App and web page records
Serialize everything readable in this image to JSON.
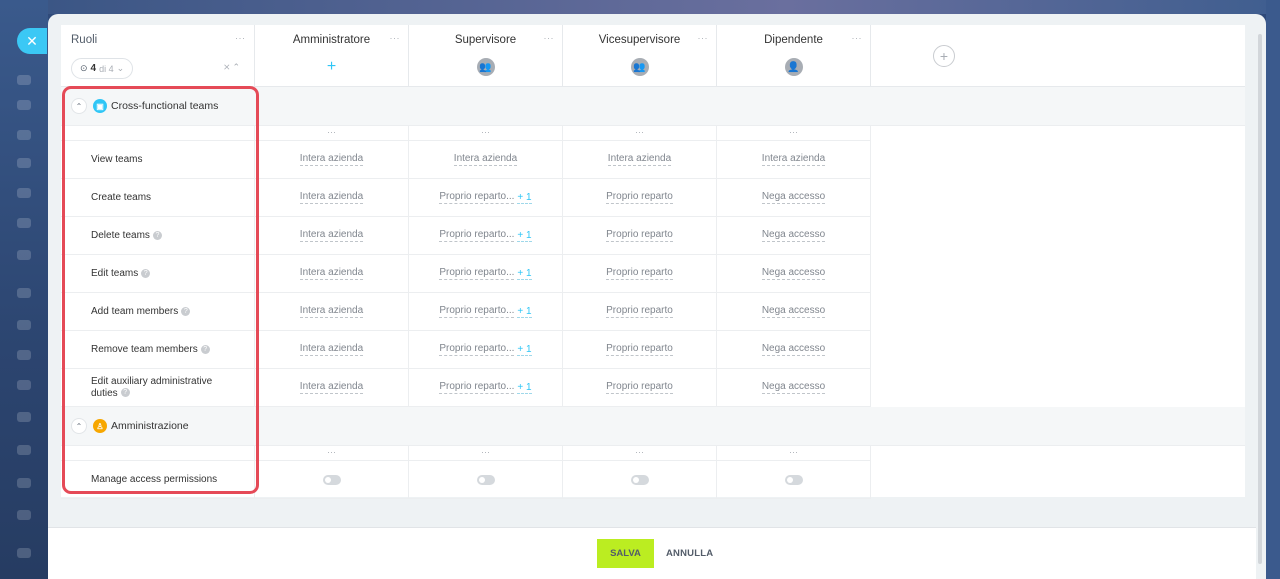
{
  "roles_header": {
    "title": "Ruoli",
    "filter_count": "4",
    "filter_total": "di 4"
  },
  "roles": [
    {
      "name": "Amministratore",
      "icon": "plus-icon"
    },
    {
      "name": "Supervisore",
      "icon": "group-icon"
    },
    {
      "name": "Vicesupervisore",
      "icon": "group-icon"
    },
    {
      "name": "Dipendente",
      "icon": "user-icon"
    }
  ],
  "sections": [
    {
      "title": "Cross-functional teams",
      "icon_color": "#2fc6f6",
      "rows": [
        {
          "label": "View teams",
          "values": [
            "Intera azienda",
            "Intera azienda",
            "Intera azienda",
            "Intera azienda"
          ],
          "extra": [
            "",
            "",
            "",
            ""
          ]
        },
        {
          "label": "Create teams",
          "values": [
            "Intera azienda",
            "Proprio reparto...",
            "Proprio reparto",
            "Nega accesso"
          ],
          "extra": [
            "",
            "+ 1",
            "",
            ""
          ]
        },
        {
          "label": "Delete teams",
          "values": [
            "Intera azienda",
            "Proprio reparto...",
            "Proprio reparto",
            "Nega accesso"
          ],
          "extra": [
            "",
            "+ 1",
            "",
            ""
          ]
        },
        {
          "label": "Edit teams",
          "values": [
            "Intera azienda",
            "Proprio reparto...",
            "Proprio reparto",
            "Nega accesso"
          ],
          "extra": [
            "",
            "+ 1",
            "",
            ""
          ]
        },
        {
          "label": "Add team members",
          "values": [
            "Intera azienda",
            "Proprio reparto...",
            "Proprio reparto",
            "Nega accesso"
          ],
          "extra": [
            "",
            "+ 1",
            "",
            ""
          ]
        },
        {
          "label": "Remove team members",
          "values": [
            "Intera azienda",
            "Proprio reparto...",
            "Proprio reparto",
            "Nega accesso"
          ],
          "extra": [
            "",
            "+ 1",
            "",
            ""
          ]
        },
        {
          "label": "Edit auxiliary administrative duties",
          "values": [
            "Intera azienda",
            "Proprio reparto...",
            "Proprio reparto",
            "Nega accesso"
          ],
          "extra": [
            "",
            "+ 1",
            "",
            ""
          ]
        }
      ]
    },
    {
      "title": "Amministrazione",
      "icon_color": "#f7a700",
      "rows": [
        {
          "label": "Manage access permissions",
          "toggle": true
        }
      ]
    }
  ],
  "footer": {
    "save_label": "SALVA",
    "cancel_label": "ANNULLA"
  },
  "colors": {
    "accent": "#2fc6f6",
    "save": "#bbed21",
    "highlight": "#e54a57"
  }
}
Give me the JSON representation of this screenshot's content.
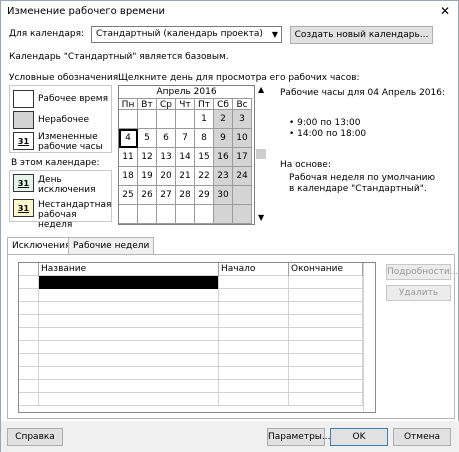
{
  "window": {
    "title": "Изменение рабочего времени",
    "close_glyph": "✕"
  },
  "calendar_select": {
    "label": "Для календаря:",
    "value": "Стандартный (календарь проекта)",
    "create_button": "Создать новый календарь..."
  },
  "base_info": "Календарь \"Стандартный\" является базовым.",
  "legend": {
    "title": "Условные обозначения:",
    "items": [
      {
        "label": "Рабочее время",
        "glyph": ""
      },
      {
        "label": "Нерабочее",
        "glyph": ""
      },
      {
        "label": "Измененные рабочие часы",
        "glyph": "31"
      }
    ],
    "in_calendar_title": "В этом календаре:",
    "calendar_items": [
      {
        "label": "День исключения",
        "glyph": "31"
      },
      {
        "label": "Нестандартная рабочая неделя",
        "glyph": "31"
      }
    ]
  },
  "calendar": {
    "instruction": "Щелкните день для просмотра его рабочих часов:",
    "month_title": "Апрель 2016",
    "weekdays": [
      "Пн",
      "Вт",
      "Ср",
      "Чт",
      "Пт",
      "Сб",
      "Вс"
    ],
    "weeks": [
      [
        "",
        "",
        "",
        "",
        "1",
        "2",
        "3"
      ],
      [
        "4",
        "5",
        "6",
        "7",
        "8",
        "9",
        "10"
      ],
      [
        "11",
        "12",
        "13",
        "14",
        "15",
        "16",
        "17"
      ],
      [
        "18",
        "19",
        "20",
        "21",
        "22",
        "23",
        "24"
      ],
      [
        "25",
        "26",
        "27",
        "28",
        "29",
        "30",
        ""
      ],
      [
        "",
        "",
        "",
        "",
        "",
        "",
        ""
      ]
    ],
    "selected_day": "4",
    "scroll_up": "▲",
    "scroll_down": "▼"
  },
  "working_hours": {
    "heading": "Рабочие часы для 04 Апрель 2016:",
    "intervals": [
      "9:00 по 13:00",
      "14:00 по 18:00"
    ],
    "based_on_label": "На основе:",
    "based_on_text": "Рабочая неделя по умолчанию в календаре \"Стандартный\"."
  },
  "tabs": [
    {
      "label": "Исключения",
      "active": true
    },
    {
      "label": "Рабочие недели",
      "active": false
    }
  ],
  "table": {
    "columns": [
      "",
      "Название",
      "Начало",
      "Окончание"
    ],
    "row_count": 10,
    "side_buttons": [
      "Подробности...",
      "Удалить"
    ]
  },
  "footer": {
    "help": "Справка",
    "options": "Параметры...",
    "ok": "OK",
    "cancel": "Отмена"
  },
  "colors": {
    "nonworking": "#d4d4d4",
    "exception_box": "#e6f4ea",
    "nonstandard_box": "#fff8cc",
    "accent_border": "#3c7fb1"
  }
}
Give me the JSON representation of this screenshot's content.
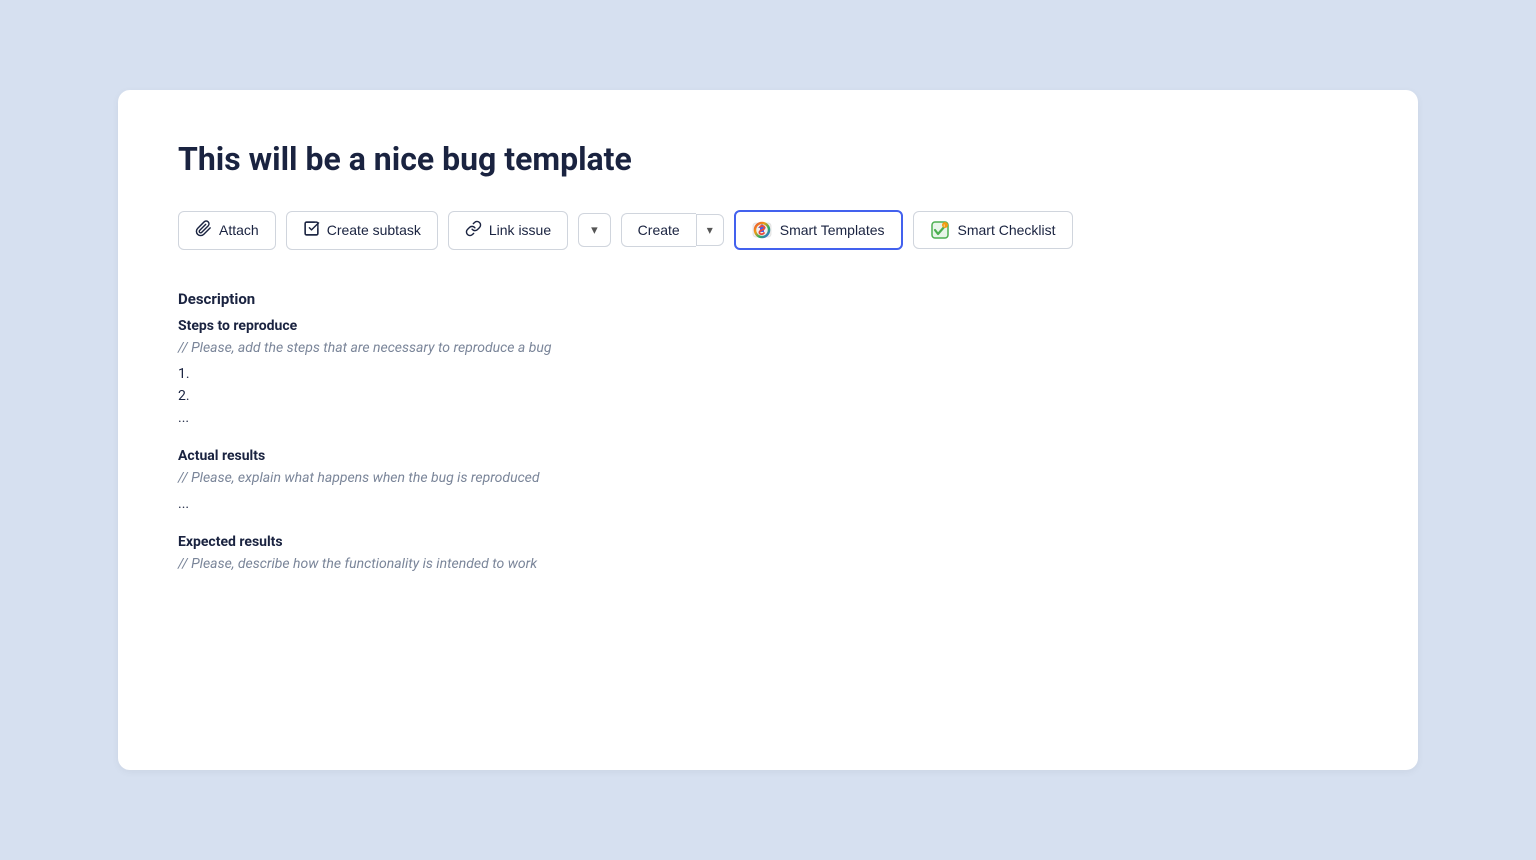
{
  "page": {
    "title": "This will be a nice bug template",
    "background_color": "#d6e0f0"
  },
  "toolbar": {
    "attach_label": "Attach",
    "create_subtask_label": "Create subtask",
    "link_issue_label": "Link issue",
    "chevron_symbol": "∨",
    "create_label": "Create",
    "smart_templates_label": "Smart Templates",
    "smart_checklist_label": "Smart Checklist"
  },
  "description": {
    "heading": "Description",
    "steps_heading": "Steps to reproduce",
    "steps_comment": "// Please, add the steps that are necessary to reproduce a bug",
    "step1": "1.",
    "step2": "2.",
    "steps_ellipsis": "...",
    "actual_heading": "Actual results",
    "actual_comment": "// Please, explain what happens when the bug is reproduced",
    "actual_ellipsis": "...",
    "expected_heading": "Expected results",
    "expected_comment": "// Please, describe how the functionality is intended to work"
  }
}
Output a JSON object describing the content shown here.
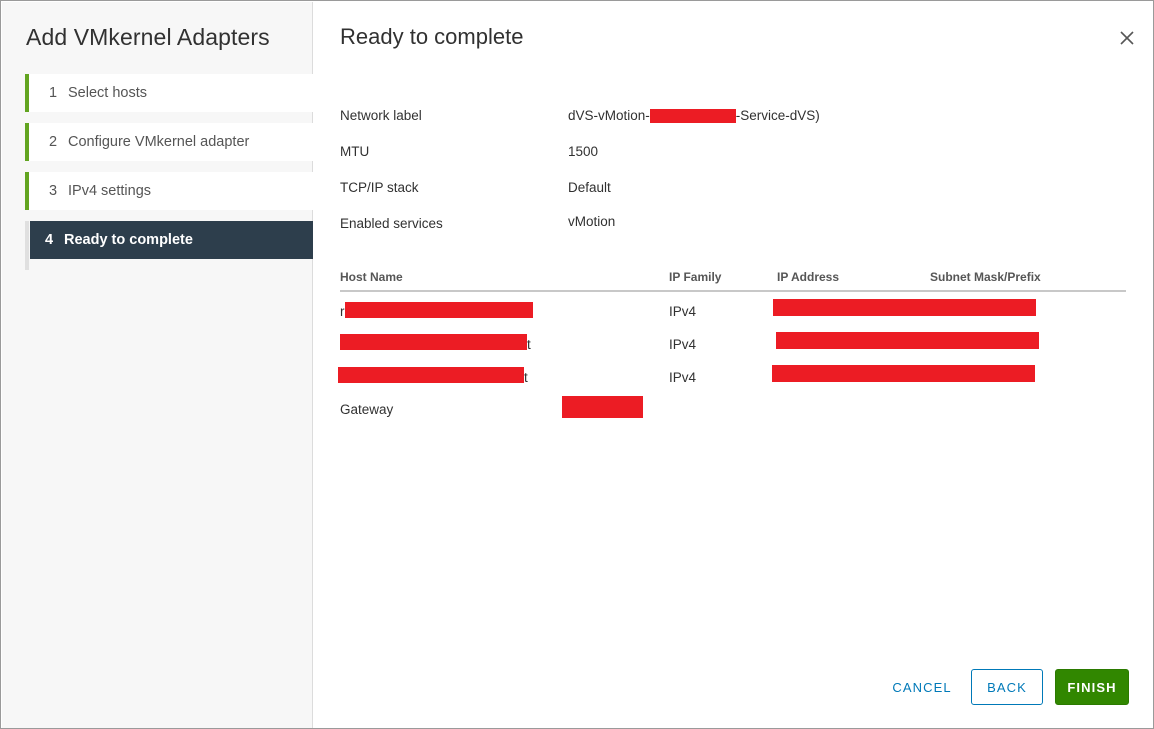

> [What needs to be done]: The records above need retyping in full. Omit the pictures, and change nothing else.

> [Task answer]:
Serialize everything readable in this image to JSON.
{
  "roles_header": {
    "title": "Ruoli",
    "filter_count": "4",
    "filter_total": "di 4"
  },
  "roles": [
    {
      "name": "Amministratore",
      "icon": "plus-icon"
    },
    {
      "name": "Supervisore",
      "icon": "group-icon"
    },
    {
      "name": "Vicesupervisore",
      "icon": "group-icon"
    },
    {
      "name": "Dipendente",
      "icon": "user-icon"
    }
  ],
  "sections": [
    {
      "title": "Cross-functional teams",
      "icon_color": "#2fc6f6",
      "rows": [
        {
          "label": "View teams",
          "values": [
            "Intera azienda",
            "Intera azienda",
            "Intera azienda",
            "Intera azienda"
          ],
          "extra": [
            "",
            "",
            "",
            ""
          ]
        },
        {
          "label": "Create teams",
          "values": [
            "Intera azienda",
            "Proprio reparto...",
            "Proprio reparto",
            "Nega accesso"
          ],
          "extra": [
            "",
            "+ 1",
            "",
            ""
          ]
        },
        {
          "label": "Delete teams",
          "values": [
            "Intera azienda",
            "Proprio reparto...",
            "Proprio reparto",
            "Nega accesso"
          ],
          "extra": [
            "",
            "+ 1",
            "",
            ""
          ]
        },
        {
          "label": "Edit teams",
          "values": [
            "Intera azienda",
            "Proprio reparto...",
            "Proprio reparto",
            "Nega accesso"
          ],
          "extra": [
            "",
            "+ 1",
            "",
            ""
          ]
        },
        {
          "label": "Add team members",
          "values": [
            "Intera azienda",
            "Proprio reparto...",
            "Proprio reparto",
            "Nega accesso"
          ],
          "extra": [
            "",
            "+ 1",
            "",
            ""
          ]
        },
        {
          "label": "Remove team members",
          "values": [
            "Intera azienda",
            "Proprio reparto...",
            "Proprio reparto",
            "Nega accesso"
          ],
          "extra": [
            "",
            "+ 1",
            "",
            ""
          ]
        },
        {
          "label": "Edit auxiliary administrative duties",
          "values": [
            "Intera azienda",
            "Proprio reparto...",
            "Proprio reparto",
            "Nega accesso"
          ],
          "extra": [
            "",
            "+ 1",
            "",
            ""
          ]
        }
      ]
    },
    {
      "title": "Amministrazione",
      "icon_color": "#f7a700",
      "rows": [
        {
          "label": "Manage access permissions",
          "toggle": true
        }
      ]
    }
  ],
  "footer": {
    "save_label": "SALVA",
    "cancel_label": "ANNULLA"
  },
  "colors": {
    "accent": "#2fc6f6",
    "save": "#bbed21",
    "highlight": "#e54a57"
  }
}
Give me the JSON representation of this screenshot's content.
{
  "window": {
    "title": "Изменение рабочего времени",
    "close_glyph": "✕"
  },
  "calendar_select": {
    "label": "Для календаря:",
    "value": "Стандартный (календарь проекта)",
    "create_button": "Создать новый календарь..."
  },
  "base_info": "Календарь \"Стандартный\" является базовым.",
  "legend": {
    "title": "Условные обозначения:",
    "items": [
      {
        "label": "Рабочее время",
        "glyph": ""
      },
      {
        "label": "Нерабочее",
        "glyph": ""
      },
      {
        "label": "Измененные рабочие часы",
        "glyph": "31"
      }
    ],
    "in_calendar_title": "В этом календаре:",
    "calendar_items": [
      {
        "label": "День исключения",
        "glyph": "31"
      },
      {
        "label": "Нестандартная рабочая неделя",
        "glyph": "31"
      }
    ]
  },
  "calendar": {
    "instruction": "Щелкните день для просмотра его рабочих часов:",
    "month_title": "Апрель 2016",
    "weekdays": [
      "Пн",
      "Вт",
      "Ср",
      "Чт",
      "Пт",
      "Сб",
      "Вс"
    ],
    "weeks": [
      [
        "",
        "",
        "",
        "",
        "1",
        "2",
        "3"
      ],
      [
        "4",
        "5",
        "6",
        "7",
        "8",
        "9",
        "10"
      ],
      [
        "11",
        "12",
        "13",
        "14",
        "15",
        "16",
        "17"
      ],
      [
        "18",
        "19",
        "20",
        "21",
        "22",
        "23",
        "24"
      ],
      [
        "25",
        "26",
        "27",
        "28",
        "29",
        "30",
        ""
      ],
      [
        "",
        "",
        "",
        "",
        "",
        "",
        ""
      ]
    ],
    "selected_day": "4",
    "scroll_up": "▲",
    "scroll_down": "▼"
  },
  "working_hours": {
    "heading": "Рабочие часы для 04 Апрель 2016:",
    "intervals": [
      "9:00 по 13:00",
      "14:00 по 18:00"
    ],
    "based_on_label": "На основе:",
    "based_on_text": "Рабочая неделя по умолчанию в календаре \"Стандартный\"."
  },
  "tabs": [
    {
      "label": "Исключения",
      "active": true
    },
    {
      "label": "Рабочие недели",
      "active": false
    }
  ],
  "table": {
    "columns": [
      "",
      "Название",
      "Начало",
      "Окончание"
    ],
    "row_count": 10,
    "side_buttons": [
      "Подробности...",
      "Удалить"
    ]
  },
  "footer": {
    "help": "Справка",
    "options": "Параметры...",
    "ok": "OK",
    "cancel": "Отмена"
  },
  "colors": {
    "nonworking": "#d4d4d4",
    "exception_box": "#e6f4ea",
    "nonstandard_box": "#fff8cc",
    "accent_border": "#3c7fb1"
  }
}
Give me the JSON representation of this screenshot's content.
{
  "page": {
    "title": "This will be a nice bug template",
    "background_color": "#d6e0f0"
  },
  "toolbar": {
    "attach_label": "Attach",
    "create_subtask_label": "Create subtask",
    "link_issue_label": "Link issue",
    "chevron_symbol": "∨",
    "create_label": "Create",
    "smart_templates_label": "Smart Templates",
    "smart_checklist_label": "Smart Checklist"
  },
  "description": {
    "heading": "Description",
    "steps_heading": "Steps to reproduce",
    "steps_comment": "// Please, add the steps that are necessary to reproduce a bug",
    "step1": "1.",
    "step2": "2.",
    "steps_ellipsis": "...",
    "actual_heading": "Actual results",
    "actual_comment": "// Please, explain what happens when the bug is reproduced",
    "actual_ellipsis": "...",
    "expected_heading": "Expected results",
    "expected_comment": "// Please, describe how the functionality is intended to work"
  }
}
Output a JSON object describing the content shown here.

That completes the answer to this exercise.